(Beginning of SUPPLIED MATERIAL)
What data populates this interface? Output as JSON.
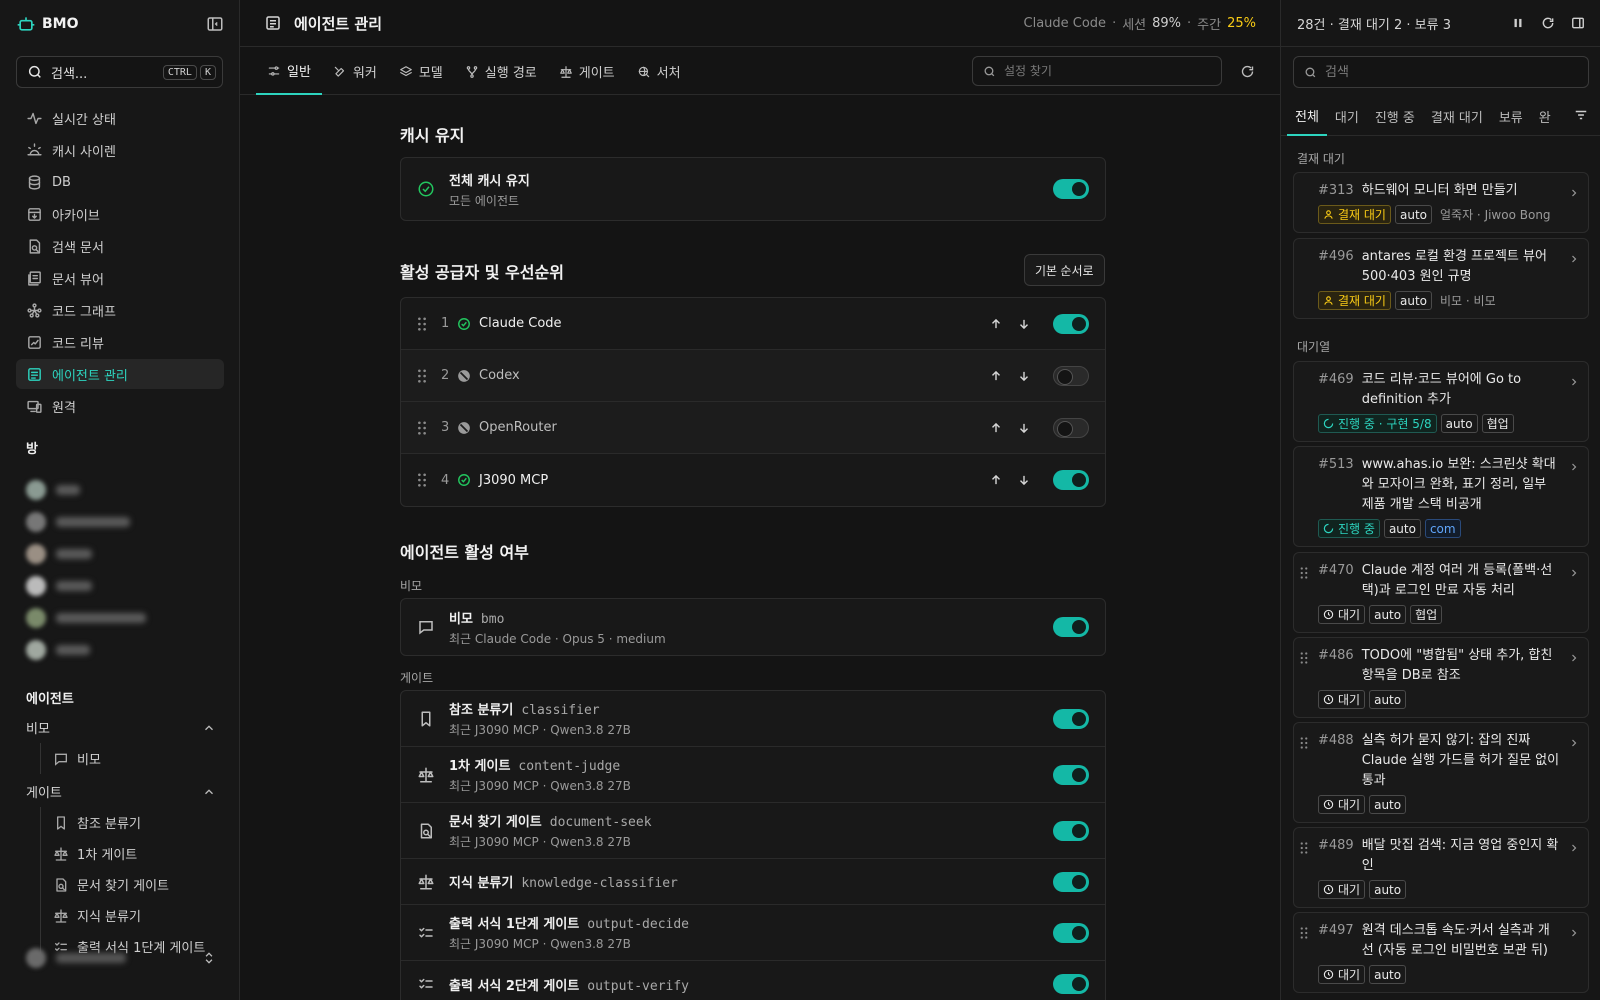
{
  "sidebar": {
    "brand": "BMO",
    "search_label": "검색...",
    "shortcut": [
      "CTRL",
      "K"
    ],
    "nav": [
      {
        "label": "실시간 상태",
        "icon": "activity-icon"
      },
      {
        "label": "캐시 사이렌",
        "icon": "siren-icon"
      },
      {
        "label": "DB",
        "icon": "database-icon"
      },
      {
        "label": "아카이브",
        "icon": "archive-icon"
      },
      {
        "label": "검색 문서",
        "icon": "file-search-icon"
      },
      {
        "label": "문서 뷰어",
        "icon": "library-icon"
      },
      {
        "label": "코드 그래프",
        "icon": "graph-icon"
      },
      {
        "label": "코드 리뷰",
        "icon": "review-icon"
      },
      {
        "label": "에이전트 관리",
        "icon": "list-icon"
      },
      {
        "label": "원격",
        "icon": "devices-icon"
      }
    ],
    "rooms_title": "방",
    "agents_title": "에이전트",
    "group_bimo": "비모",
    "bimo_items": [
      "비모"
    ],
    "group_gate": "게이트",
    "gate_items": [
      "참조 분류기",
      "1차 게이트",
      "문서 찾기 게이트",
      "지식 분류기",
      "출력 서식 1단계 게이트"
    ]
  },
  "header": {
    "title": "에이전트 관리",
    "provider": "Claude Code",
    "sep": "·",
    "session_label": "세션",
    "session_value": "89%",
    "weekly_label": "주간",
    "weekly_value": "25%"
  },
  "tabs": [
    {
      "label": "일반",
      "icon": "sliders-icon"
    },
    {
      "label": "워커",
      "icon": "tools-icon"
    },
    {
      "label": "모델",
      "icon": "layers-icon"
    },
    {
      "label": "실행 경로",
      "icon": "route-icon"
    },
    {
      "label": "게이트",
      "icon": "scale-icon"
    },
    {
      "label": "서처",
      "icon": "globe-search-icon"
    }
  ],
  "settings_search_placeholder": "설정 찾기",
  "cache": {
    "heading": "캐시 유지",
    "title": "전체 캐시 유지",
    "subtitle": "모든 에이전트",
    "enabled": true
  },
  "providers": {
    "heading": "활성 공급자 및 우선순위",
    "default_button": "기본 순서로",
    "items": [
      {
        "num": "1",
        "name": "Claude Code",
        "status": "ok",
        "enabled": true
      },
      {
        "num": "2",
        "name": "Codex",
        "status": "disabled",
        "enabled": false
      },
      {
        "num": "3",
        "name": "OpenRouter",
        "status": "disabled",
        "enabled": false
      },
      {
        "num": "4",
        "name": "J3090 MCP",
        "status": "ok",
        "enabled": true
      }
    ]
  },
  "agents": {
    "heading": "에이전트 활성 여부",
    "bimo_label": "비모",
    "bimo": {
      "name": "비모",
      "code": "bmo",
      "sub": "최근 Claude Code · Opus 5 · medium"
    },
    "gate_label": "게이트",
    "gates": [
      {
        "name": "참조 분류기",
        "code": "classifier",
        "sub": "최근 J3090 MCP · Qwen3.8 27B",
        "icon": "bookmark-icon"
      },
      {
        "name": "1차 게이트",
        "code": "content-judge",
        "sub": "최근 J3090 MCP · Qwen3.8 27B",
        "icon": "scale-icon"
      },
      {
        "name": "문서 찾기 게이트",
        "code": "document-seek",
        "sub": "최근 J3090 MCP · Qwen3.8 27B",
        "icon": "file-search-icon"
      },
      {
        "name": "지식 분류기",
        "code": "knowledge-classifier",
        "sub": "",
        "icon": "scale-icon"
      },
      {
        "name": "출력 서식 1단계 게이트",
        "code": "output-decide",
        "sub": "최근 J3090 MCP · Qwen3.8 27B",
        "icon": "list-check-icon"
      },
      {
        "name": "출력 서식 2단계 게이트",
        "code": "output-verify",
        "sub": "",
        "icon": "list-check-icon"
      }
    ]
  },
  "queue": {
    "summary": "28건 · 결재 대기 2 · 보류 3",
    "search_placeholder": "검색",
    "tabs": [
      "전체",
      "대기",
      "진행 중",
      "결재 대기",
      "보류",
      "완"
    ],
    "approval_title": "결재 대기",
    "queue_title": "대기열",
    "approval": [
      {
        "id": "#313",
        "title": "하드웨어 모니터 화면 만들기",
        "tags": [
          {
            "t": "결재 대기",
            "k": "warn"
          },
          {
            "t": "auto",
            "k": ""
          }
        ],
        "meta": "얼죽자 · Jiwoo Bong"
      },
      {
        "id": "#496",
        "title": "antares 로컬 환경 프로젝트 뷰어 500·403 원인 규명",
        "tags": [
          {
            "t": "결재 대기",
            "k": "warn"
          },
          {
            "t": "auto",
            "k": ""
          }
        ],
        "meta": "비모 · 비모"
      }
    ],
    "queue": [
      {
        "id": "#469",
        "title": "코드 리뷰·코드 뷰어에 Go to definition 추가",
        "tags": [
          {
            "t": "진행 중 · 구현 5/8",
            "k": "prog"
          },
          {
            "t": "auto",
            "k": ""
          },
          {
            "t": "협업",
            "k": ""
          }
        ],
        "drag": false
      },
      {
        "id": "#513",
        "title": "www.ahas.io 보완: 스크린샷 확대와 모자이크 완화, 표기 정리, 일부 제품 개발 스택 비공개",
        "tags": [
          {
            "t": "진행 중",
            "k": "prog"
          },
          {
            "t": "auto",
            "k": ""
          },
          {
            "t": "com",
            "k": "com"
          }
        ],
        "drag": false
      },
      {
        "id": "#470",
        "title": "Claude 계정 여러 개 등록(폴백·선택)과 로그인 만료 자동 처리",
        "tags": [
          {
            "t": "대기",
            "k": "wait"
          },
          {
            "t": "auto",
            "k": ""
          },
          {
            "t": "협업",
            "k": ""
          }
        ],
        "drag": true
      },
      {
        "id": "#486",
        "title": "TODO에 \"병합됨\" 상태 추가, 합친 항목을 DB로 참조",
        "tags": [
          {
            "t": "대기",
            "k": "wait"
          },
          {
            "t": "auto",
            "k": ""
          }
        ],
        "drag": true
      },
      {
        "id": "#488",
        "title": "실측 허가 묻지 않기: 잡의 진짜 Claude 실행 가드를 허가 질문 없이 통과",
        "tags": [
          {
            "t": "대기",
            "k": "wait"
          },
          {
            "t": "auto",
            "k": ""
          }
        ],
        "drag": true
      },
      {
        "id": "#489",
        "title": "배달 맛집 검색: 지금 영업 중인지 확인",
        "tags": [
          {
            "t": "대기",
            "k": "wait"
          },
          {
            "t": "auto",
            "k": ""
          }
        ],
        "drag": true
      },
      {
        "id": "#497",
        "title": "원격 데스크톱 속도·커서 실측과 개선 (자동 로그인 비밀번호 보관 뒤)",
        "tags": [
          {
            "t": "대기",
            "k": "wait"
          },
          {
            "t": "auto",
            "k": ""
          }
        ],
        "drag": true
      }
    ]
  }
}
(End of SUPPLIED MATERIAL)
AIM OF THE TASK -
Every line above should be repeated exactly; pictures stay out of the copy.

SOLUTION -
What data populates this interface? Output as JSON.
{
  "sidebar": {
    "brand": "BMO",
    "search_label": "검색...",
    "shortcut": [
      "CTRL",
      "K"
    ],
    "nav": [
      {
        "label": "실시간 상태",
        "icon": "activity-icon"
      },
      {
        "label": "캐시 사이렌",
        "icon": "siren-icon"
      },
      {
        "label": "DB",
        "icon": "database-icon"
      },
      {
        "label": "아카이브",
        "icon": "archive-icon"
      },
      {
        "label": "검색 문서",
        "icon": "file-search-icon"
      },
      {
        "label": "문서 뷰어",
        "icon": "library-icon"
      },
      {
        "label": "코드 그래프",
        "icon": "graph-icon"
      },
      {
        "label": "코드 리뷰",
        "icon": "review-icon"
      },
      {
        "label": "에이전트 관리",
        "icon": "list-icon"
      },
      {
        "label": "원격",
        "icon": "devices-icon"
      }
    ],
    "rooms_title": "방",
    "agents_title": "에이전트",
    "group_bimo": "비모",
    "bimo_items": [
      "비모"
    ],
    "group_gate": "게이트",
    "gate_items": [
      "참조 분류기",
      "1차 게이트",
      "문서 찾기 게이트",
      "지식 분류기",
      "출력 서식 1단계 게이트"
    ]
  },
  "header": {
    "title": "에이전트 관리",
    "provider": "Claude Code",
    "sep": "·",
    "session_label": "세션",
    "session_value": "89%",
    "weekly_label": "주간",
    "weekly_value": "25%"
  },
  "tabs": [
    {
      "label": "일반",
      "icon": "sliders-icon"
    },
    {
      "label": "워커",
      "icon": "tools-icon"
    },
    {
      "label": "모델",
      "icon": "layers-icon"
    },
    {
      "label": "실행 경로",
      "icon": "route-icon"
    },
    {
      "label": "게이트",
      "icon": "scale-icon"
    },
    {
      "label": "서처",
      "icon": "globe-search-icon"
    }
  ],
  "settings_search_placeholder": "설정 찾기",
  "cache": {
    "heading": "캐시 유지",
    "title": "전체 캐시 유지",
    "subtitle": "모든 에이전트",
    "enabled": true
  },
  "providers": {
    "heading": "활성 공급자 및 우선순위",
    "default_button": "기본 순서로",
    "items": [
      {
        "num": "1",
        "name": "Claude Code",
        "status": "ok",
        "enabled": true
      },
      {
        "num": "2",
        "name": "Codex",
        "status": "disabled",
        "enabled": false
      },
      {
        "num": "3",
        "name": "OpenRouter",
        "status": "disabled",
        "enabled": false
      },
      {
        "num": "4",
        "name": "J3090 MCP",
        "status": "ok",
        "enabled": true
      }
    ]
  },
  "agents": {
    "heading": "에이전트 활성 여부",
    "bimo_label": "비모",
    "bimo": {
      "name": "비모",
      "code": "bmo",
      "sub": "최근 Claude Code · Opus 5 · medium"
    },
    "gate_label": "게이트",
    "gates": [
      {
        "name": "참조 분류기",
        "code": "classifier",
        "sub": "최근 J3090 MCP · Qwen3.8 27B",
        "icon": "bookmark-icon"
      },
      {
        "name": "1차 게이트",
        "code": "content-judge",
        "sub": "최근 J3090 MCP · Qwen3.8 27B",
        "icon": "scale-icon"
      },
      {
        "name": "문서 찾기 게이트",
        "code": "document-seek",
        "sub": "최근 J3090 MCP · Qwen3.8 27B",
        "icon": "file-search-icon"
      },
      {
        "name": "지식 분류기",
        "code": "knowledge-classifier",
        "sub": "",
        "icon": "scale-icon"
      },
      {
        "name": "출력 서식 1단계 게이트",
        "code": "output-decide",
        "sub": "최근 J3090 MCP · Qwen3.8 27B",
        "icon": "list-check-icon"
      },
      {
        "name": "출력 서식 2단계 게이트",
        "code": "output-verify",
        "sub": "",
        "icon": "list-check-icon"
      }
    ]
  },
  "queue": {
    "summary": "28건 · 결재 대기 2 · 보류 3",
    "search_placeholder": "검색",
    "tabs": [
      "전체",
      "대기",
      "진행 중",
      "결재 대기",
      "보류",
      "완"
    ],
    "approval_title": "결재 대기",
    "queue_title": "대기열",
    "approval": [
      {
        "id": "#313",
        "title": "하드웨어 모니터 화면 만들기",
        "tags": [
          {
            "t": "결재 대기",
            "k": "warn"
          },
          {
            "t": "auto",
            "k": ""
          }
        ],
        "meta": "얼죽자 · Jiwoo Bong"
      },
      {
        "id": "#496",
        "title": "antares 로컬 환경 프로젝트 뷰어 500·403 원인 규명",
        "tags": [
          {
            "t": "결재 대기",
            "k": "warn"
          },
          {
            "t": "auto",
            "k": ""
          }
        ],
        "meta": "비모 · 비모"
      }
    ],
    "queue": [
      {
        "id": "#469",
        "title": "코드 리뷰·코드 뷰어에 Go to definition 추가",
        "tags": [
          {
            "t": "진행 중 · 구현 5/8",
            "k": "prog"
          },
          {
            "t": "auto",
            "k": ""
          },
          {
            "t": "협업",
            "k": ""
          }
        ],
        "drag": false
      },
      {
        "id": "#513",
        "title": "www.ahas.io 보완: 스크린샷 확대와 모자이크 완화, 표기 정리, 일부 제품 개발 스택 비공개",
        "tags": [
          {
            "t": "진행 중",
            "k": "prog"
          },
          {
            "t": "auto",
            "k": ""
          },
          {
            "t": "com",
            "k": "com"
          }
        ],
        "drag": false
      },
      {
        "id": "#470",
        "title": "Claude 계정 여러 개 등록(폴백·선택)과 로그인 만료 자동 처리",
        "tags": [
          {
            "t": "대기",
            "k": "wait"
          },
          {
            "t": "auto",
            "k": ""
          },
          {
            "t": "협업",
            "k": ""
          }
        ],
        "drag": true
      },
      {
        "id": "#486",
        "title": "TODO에 \"병합됨\" 상태 추가, 합친 항목을 DB로 참조",
        "tags": [
          {
            "t": "대기",
            "k": "wait"
          },
          {
            "t": "auto",
            "k": ""
          }
        ],
        "drag": true
      },
      {
        "id": "#488",
        "title": "실측 허가 묻지 않기: 잡의 진짜 Claude 실행 가드를 허가 질문 없이 통과",
        "tags": [
          {
            "t": "대기",
            "k": "wait"
          },
          {
            "t": "auto",
            "k": ""
          }
        ],
        "drag": true
      },
      {
        "id": "#489",
        "title": "배달 맛집 검색: 지금 영업 중인지 확인",
        "tags": [
          {
            "t": "대기",
            "k": "wait"
          },
          {
            "t": "auto",
            "k": ""
          }
        ],
        "drag": true
      },
      {
        "id": "#497",
        "title": "원격 데스크톱 속도·커서 실측과 개선 (자동 로그인 비밀번호 보관 뒤)",
        "tags": [
          {
            "t": "대기",
            "k": "wait"
          },
          {
            "t": "auto",
            "k": ""
          }
        ],
        "drag": true
      }
    ]
  }
}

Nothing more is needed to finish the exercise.